1771

Dealing With Shin Splints


WRITTEN BY: Sports Medicine
Sunday, November 3rd, 2013

Shin splints are one of the most common complaints of athletes. Each year as their sports go back into season and practices start back up, athletes push themselves to get back into shape. As a result, athletes frequently end up with discomfort on the inside of the lower leg and chances are good that it’s shin splints.

Medial tibial stress syndrome (MTSS), or shin splints as it’s more commonly known, is defined as pain along the tibia (the long bone in the front of your lower leg) that occurs during activity. This pain takes place when too much stress or force is placed on the tibia and surrounding anatomy.

Those who experience MTSS describe their symptoms as pain along the tibia, pain before, during, and/or after activity, and tenderness to the touch.

Causes of Shin Splints

Sometimes it isn’t just starting to exercise too quickly or too soon that can cause this pesky injury. In addition to not increasing your exercise gradually, there are certain biological factors that can make you more likely to get MTSS. Some of these include:

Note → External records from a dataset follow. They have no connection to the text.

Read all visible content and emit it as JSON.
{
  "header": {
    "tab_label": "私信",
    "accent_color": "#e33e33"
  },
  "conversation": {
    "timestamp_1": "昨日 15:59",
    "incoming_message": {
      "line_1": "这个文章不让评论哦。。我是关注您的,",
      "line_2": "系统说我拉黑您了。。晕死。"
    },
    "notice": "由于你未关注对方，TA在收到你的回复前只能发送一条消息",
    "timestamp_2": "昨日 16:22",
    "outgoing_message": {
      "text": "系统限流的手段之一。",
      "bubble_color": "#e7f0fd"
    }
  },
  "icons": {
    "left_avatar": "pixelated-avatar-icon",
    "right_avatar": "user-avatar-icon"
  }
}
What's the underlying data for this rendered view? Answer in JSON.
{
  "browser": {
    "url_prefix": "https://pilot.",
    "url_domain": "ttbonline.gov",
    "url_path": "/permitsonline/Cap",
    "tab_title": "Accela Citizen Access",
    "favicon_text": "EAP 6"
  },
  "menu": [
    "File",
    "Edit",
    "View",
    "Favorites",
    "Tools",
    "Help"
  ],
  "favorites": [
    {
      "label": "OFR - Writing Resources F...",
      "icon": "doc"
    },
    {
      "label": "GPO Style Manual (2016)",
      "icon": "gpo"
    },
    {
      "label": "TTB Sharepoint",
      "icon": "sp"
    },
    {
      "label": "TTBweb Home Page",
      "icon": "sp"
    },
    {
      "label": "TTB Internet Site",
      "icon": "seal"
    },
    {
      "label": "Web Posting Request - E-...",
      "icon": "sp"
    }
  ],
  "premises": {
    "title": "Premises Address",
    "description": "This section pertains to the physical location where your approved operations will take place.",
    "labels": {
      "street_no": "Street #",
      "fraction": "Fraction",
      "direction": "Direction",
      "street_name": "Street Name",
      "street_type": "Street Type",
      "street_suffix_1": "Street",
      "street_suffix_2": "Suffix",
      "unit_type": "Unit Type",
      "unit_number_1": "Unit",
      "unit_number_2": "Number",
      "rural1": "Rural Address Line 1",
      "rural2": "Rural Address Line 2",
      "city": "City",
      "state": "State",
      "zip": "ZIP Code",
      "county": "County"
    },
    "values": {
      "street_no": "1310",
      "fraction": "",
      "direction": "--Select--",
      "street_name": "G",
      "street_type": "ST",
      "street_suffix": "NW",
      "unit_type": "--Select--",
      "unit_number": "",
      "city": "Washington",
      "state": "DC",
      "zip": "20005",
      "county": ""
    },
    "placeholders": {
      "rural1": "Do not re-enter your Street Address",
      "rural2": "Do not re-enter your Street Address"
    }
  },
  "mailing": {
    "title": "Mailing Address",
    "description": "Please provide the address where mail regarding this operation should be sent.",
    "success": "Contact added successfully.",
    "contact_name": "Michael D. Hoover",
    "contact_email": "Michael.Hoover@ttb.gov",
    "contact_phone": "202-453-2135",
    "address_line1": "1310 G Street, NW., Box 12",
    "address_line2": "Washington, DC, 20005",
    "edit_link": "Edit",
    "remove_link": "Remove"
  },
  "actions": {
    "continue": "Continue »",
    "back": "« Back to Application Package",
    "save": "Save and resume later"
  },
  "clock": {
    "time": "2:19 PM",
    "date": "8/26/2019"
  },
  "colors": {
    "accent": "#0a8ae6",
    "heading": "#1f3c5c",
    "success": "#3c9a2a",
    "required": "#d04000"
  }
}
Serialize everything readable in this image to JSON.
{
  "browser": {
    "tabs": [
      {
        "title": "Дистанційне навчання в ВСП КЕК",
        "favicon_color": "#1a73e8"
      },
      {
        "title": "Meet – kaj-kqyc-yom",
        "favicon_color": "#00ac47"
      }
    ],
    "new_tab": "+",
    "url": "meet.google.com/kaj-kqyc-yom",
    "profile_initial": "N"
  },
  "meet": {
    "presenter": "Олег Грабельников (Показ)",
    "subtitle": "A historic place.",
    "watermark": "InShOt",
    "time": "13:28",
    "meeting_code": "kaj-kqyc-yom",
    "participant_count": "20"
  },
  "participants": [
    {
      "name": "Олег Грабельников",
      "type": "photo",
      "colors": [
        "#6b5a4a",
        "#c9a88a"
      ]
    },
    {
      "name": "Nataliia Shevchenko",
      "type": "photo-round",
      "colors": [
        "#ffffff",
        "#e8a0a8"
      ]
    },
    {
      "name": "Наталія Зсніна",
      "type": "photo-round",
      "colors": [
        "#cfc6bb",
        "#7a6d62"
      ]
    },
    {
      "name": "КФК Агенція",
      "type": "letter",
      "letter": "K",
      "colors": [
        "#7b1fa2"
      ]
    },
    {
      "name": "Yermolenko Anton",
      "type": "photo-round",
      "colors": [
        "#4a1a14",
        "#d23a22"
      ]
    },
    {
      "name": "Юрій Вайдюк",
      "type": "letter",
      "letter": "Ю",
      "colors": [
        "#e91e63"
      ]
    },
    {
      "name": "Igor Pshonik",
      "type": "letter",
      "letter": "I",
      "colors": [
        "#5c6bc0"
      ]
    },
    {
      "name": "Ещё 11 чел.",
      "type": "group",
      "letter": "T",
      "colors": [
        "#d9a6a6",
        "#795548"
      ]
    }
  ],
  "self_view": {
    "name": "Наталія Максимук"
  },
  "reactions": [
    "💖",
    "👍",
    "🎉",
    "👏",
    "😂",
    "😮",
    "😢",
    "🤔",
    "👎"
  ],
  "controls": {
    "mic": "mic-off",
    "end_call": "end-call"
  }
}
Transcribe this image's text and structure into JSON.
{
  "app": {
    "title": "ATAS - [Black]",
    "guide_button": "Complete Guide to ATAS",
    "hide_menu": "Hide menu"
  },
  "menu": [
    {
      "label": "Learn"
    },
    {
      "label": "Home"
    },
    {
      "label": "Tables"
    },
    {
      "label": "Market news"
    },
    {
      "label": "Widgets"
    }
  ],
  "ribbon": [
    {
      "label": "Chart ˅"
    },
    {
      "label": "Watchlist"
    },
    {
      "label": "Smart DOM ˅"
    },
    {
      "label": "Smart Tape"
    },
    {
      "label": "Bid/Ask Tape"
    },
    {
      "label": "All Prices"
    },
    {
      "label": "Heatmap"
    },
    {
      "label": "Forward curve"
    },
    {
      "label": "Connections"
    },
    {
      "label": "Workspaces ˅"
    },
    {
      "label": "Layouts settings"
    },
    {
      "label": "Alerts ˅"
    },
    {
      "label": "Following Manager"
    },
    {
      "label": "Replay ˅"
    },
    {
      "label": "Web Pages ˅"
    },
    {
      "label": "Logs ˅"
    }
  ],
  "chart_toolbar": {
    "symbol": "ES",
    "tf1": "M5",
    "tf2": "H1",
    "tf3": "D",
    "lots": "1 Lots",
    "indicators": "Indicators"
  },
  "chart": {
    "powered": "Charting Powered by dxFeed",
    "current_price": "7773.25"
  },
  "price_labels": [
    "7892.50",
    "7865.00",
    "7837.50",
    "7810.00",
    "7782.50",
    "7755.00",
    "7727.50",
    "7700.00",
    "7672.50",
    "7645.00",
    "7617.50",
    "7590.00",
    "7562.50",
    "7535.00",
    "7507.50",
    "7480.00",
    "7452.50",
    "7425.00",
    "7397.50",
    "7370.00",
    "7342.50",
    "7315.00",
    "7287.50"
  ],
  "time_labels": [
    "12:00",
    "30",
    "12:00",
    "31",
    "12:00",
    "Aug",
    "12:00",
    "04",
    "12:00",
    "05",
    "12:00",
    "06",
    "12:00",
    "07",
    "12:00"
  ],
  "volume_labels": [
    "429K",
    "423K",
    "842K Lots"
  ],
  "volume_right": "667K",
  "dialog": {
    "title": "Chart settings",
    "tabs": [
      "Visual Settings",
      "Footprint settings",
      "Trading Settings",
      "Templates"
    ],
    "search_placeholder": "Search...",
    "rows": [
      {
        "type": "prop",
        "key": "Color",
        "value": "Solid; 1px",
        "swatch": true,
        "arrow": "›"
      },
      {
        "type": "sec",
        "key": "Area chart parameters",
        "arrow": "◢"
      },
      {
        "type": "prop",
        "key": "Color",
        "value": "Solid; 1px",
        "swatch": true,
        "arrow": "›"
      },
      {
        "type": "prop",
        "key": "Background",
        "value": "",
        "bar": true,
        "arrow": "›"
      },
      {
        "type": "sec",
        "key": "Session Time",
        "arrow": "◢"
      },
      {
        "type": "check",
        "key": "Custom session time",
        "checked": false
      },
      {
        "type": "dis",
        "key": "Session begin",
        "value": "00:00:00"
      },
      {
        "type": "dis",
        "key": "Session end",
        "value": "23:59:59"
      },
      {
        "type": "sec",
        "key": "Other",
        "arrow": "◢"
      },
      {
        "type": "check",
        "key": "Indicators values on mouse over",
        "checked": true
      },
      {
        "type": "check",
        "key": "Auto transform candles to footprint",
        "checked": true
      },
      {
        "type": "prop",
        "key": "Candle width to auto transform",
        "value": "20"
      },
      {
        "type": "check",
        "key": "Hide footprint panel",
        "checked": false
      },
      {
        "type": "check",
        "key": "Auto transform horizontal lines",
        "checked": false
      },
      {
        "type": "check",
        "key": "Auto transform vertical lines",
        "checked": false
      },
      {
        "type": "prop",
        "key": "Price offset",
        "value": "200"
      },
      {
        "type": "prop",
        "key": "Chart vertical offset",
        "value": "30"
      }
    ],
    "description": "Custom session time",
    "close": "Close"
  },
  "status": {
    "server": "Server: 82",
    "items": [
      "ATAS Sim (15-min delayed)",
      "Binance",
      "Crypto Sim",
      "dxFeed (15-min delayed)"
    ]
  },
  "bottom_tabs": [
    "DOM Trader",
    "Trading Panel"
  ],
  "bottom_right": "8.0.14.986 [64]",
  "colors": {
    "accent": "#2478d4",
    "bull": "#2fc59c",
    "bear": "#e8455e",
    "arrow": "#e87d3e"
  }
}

  • Problems with the arch of your foot
  • Muscular imbalances in the lower leg
  • Running on hard and/or inclined running surfaces
  • Inadequate shoes

Treating Shin Splints

Some of the recommendations for treating MTSS include:

  • Rest is usually the biggest component in getting rid of this annoying injury. But if you absolutely cannot stop exercising, try icing to combat the inflammation that is taking place in your lower legs.
  • Compression therapy, such as the use of neoprene sleeves, has risen in popularity, and can sometimes help with the body’s inflammatory response to the acute injury. Kinesiotape, a tape that is thought to increase blood flow to the area, is another method of treatment that has become more in recent years.
  • Prevention. Make sure to gradually increase the duration, frequency, and intensity of your runs. Consider purchasing quality running shoes and utilizing shock-absorbing insoles if necessary. And most important, let pain be your guide.

A sports medicine physician or physical therapist can provide the best advice on treatment and prevention of shin splints. For more information, or to schedule an appointment with one of our sports medicine experts, call 1-855-93-SPORT (77678).

Sports Medicine

UPMC Sports Medicine is the region’s largest and most experienced program dedicated to treating, training, and inspiring athletes at levels, in all sports. Our physicians, surgeons, physical therapists, athletic trainers, sports nutrition, and sports performance experts are dedicated to helping athletes and active people recover from injuries, and even prevent them. Read More